> **Data shown**
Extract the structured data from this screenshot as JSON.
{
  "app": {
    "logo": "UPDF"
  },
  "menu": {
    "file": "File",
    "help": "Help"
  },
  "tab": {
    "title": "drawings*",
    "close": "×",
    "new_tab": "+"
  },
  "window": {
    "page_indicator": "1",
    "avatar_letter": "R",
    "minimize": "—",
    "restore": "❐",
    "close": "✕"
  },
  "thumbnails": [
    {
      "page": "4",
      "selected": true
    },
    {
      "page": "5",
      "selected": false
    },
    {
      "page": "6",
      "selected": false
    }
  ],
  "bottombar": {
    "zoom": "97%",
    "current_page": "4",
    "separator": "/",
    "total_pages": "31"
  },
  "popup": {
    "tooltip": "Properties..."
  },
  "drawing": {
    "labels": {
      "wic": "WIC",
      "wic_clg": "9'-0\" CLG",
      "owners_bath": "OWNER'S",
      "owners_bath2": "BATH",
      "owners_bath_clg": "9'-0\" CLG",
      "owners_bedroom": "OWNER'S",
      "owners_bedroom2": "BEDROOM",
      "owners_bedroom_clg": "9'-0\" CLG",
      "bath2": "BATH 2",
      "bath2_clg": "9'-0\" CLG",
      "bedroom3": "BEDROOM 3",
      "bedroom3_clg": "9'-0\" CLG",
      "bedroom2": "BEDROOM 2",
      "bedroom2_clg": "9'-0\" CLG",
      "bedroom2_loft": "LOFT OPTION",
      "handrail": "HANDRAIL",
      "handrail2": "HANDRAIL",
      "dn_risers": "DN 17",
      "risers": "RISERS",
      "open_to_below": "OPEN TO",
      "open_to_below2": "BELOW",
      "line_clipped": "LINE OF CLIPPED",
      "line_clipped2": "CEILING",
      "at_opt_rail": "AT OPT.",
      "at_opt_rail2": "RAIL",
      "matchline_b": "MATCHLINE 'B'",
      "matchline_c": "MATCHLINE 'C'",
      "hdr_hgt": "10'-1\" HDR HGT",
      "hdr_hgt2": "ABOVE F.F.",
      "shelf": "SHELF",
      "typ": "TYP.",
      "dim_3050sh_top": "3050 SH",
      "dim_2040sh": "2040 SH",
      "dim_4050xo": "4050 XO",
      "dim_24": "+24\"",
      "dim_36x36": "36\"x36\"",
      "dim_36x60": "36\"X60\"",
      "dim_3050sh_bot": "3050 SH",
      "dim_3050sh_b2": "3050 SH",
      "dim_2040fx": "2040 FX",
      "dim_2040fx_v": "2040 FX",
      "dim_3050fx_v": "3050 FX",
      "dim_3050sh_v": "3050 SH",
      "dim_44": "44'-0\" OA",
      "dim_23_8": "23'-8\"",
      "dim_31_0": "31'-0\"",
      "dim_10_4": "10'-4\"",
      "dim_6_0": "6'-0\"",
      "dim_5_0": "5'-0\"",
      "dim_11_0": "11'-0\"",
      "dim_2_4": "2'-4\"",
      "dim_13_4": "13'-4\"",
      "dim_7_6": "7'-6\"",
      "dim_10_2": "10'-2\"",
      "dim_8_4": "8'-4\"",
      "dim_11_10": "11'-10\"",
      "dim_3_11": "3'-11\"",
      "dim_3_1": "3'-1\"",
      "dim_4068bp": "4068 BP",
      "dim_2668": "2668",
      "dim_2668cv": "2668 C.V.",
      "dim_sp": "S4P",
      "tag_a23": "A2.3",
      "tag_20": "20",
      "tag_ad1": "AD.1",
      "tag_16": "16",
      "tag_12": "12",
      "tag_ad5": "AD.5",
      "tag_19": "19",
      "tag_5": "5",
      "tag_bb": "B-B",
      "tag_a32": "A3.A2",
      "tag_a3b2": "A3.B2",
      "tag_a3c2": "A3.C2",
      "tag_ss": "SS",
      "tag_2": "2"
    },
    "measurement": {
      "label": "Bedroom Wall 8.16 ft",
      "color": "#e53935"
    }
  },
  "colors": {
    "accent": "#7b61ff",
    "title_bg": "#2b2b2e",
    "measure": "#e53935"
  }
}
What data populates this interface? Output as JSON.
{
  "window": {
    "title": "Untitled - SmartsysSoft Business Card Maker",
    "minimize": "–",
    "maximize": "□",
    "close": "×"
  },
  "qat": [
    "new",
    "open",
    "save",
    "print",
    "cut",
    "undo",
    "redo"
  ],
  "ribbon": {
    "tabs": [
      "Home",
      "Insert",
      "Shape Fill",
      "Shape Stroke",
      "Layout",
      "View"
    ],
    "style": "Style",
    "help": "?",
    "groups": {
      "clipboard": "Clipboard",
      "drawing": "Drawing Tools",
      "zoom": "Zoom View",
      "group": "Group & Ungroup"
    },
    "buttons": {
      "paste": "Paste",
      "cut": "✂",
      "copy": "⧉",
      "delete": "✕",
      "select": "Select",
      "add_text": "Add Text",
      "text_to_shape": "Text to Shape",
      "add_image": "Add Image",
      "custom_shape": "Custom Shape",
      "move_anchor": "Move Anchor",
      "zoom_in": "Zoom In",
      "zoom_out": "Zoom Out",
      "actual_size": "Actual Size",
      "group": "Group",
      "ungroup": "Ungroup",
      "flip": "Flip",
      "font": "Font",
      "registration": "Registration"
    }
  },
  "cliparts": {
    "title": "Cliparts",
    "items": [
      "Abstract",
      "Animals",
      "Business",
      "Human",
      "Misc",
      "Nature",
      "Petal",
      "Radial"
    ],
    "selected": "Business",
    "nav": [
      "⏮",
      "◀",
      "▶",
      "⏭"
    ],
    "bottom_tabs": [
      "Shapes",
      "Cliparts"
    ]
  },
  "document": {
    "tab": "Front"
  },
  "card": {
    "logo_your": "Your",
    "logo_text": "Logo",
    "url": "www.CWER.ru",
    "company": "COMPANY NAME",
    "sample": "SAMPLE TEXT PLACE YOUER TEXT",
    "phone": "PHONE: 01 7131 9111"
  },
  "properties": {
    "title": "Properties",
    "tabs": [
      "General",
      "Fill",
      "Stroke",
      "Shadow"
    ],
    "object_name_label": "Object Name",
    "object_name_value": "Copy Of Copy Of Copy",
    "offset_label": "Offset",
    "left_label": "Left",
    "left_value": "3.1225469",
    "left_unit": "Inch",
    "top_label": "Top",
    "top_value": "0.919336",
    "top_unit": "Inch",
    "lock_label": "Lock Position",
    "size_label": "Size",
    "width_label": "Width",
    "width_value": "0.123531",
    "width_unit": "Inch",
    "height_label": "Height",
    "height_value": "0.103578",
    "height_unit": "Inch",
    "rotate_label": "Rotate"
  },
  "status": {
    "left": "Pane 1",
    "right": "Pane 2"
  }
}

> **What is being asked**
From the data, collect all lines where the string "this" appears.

> **Your response**
Extract the structured data from this screenshot as JSON.
What data populates this interface? Output as JSON.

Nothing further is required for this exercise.